Aim of the exercise -> Search the data for the word "content" and copy every line where it occurs.

Dataset rows for apps and sites
::::
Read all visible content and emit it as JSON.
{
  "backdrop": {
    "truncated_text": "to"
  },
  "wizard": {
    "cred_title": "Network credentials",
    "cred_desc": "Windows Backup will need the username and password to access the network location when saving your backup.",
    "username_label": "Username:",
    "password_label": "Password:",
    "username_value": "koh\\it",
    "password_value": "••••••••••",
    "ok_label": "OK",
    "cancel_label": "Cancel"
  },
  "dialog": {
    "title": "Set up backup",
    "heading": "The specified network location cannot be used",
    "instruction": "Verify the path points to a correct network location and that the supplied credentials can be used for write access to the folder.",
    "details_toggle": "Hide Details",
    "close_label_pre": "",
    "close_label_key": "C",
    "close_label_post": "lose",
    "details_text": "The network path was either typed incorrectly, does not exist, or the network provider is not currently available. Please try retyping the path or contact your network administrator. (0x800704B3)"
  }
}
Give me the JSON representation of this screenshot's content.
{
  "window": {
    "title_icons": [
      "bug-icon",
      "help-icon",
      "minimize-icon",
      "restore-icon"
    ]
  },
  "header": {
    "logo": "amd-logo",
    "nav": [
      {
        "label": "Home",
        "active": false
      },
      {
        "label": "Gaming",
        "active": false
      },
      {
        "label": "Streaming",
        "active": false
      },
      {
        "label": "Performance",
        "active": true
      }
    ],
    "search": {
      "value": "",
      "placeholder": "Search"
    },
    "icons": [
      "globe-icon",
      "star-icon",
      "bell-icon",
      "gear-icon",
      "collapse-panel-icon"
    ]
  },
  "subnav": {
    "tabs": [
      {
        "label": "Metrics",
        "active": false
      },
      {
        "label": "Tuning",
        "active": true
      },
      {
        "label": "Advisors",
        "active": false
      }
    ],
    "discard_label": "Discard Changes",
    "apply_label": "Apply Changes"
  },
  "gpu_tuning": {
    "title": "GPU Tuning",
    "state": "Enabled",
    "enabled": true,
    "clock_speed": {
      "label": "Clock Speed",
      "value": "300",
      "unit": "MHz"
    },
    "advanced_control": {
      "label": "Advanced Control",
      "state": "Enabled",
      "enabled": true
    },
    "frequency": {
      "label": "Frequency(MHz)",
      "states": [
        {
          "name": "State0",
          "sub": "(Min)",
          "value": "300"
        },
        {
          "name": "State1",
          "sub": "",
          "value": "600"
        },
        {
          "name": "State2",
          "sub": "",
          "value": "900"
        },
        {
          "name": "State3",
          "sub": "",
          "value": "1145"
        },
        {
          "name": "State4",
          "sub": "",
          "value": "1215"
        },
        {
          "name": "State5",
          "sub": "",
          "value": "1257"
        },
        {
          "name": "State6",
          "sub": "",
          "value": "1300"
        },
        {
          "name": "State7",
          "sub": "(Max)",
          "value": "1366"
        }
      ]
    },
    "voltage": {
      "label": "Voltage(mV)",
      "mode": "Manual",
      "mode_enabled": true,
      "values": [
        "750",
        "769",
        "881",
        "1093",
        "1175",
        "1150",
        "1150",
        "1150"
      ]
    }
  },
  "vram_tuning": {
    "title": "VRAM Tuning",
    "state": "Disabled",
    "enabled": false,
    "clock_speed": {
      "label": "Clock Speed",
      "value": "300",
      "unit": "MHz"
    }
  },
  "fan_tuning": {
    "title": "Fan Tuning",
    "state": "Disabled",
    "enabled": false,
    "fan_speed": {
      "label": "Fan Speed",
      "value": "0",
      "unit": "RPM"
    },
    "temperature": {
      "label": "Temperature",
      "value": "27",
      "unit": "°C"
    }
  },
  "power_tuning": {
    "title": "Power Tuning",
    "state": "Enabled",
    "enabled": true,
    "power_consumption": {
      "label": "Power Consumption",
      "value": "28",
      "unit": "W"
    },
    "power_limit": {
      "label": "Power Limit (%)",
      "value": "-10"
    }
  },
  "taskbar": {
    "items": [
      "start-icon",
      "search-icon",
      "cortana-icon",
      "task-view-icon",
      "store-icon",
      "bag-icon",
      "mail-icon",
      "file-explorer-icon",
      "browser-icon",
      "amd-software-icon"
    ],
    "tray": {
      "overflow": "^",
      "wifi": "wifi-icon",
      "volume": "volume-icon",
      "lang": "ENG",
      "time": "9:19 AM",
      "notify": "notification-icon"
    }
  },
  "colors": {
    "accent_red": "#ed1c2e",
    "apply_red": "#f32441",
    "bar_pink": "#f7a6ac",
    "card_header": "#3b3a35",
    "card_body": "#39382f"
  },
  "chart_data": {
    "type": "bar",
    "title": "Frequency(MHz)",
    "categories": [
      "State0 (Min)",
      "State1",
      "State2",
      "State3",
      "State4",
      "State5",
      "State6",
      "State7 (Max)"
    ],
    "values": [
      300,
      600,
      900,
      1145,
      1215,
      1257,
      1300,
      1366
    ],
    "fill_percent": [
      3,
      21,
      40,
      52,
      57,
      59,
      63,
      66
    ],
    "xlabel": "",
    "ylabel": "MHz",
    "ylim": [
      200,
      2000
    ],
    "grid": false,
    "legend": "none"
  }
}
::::
Exercise answer ->
Read all visible content and emit it as JSON.
Give me the JSON representation of this screenshot's content.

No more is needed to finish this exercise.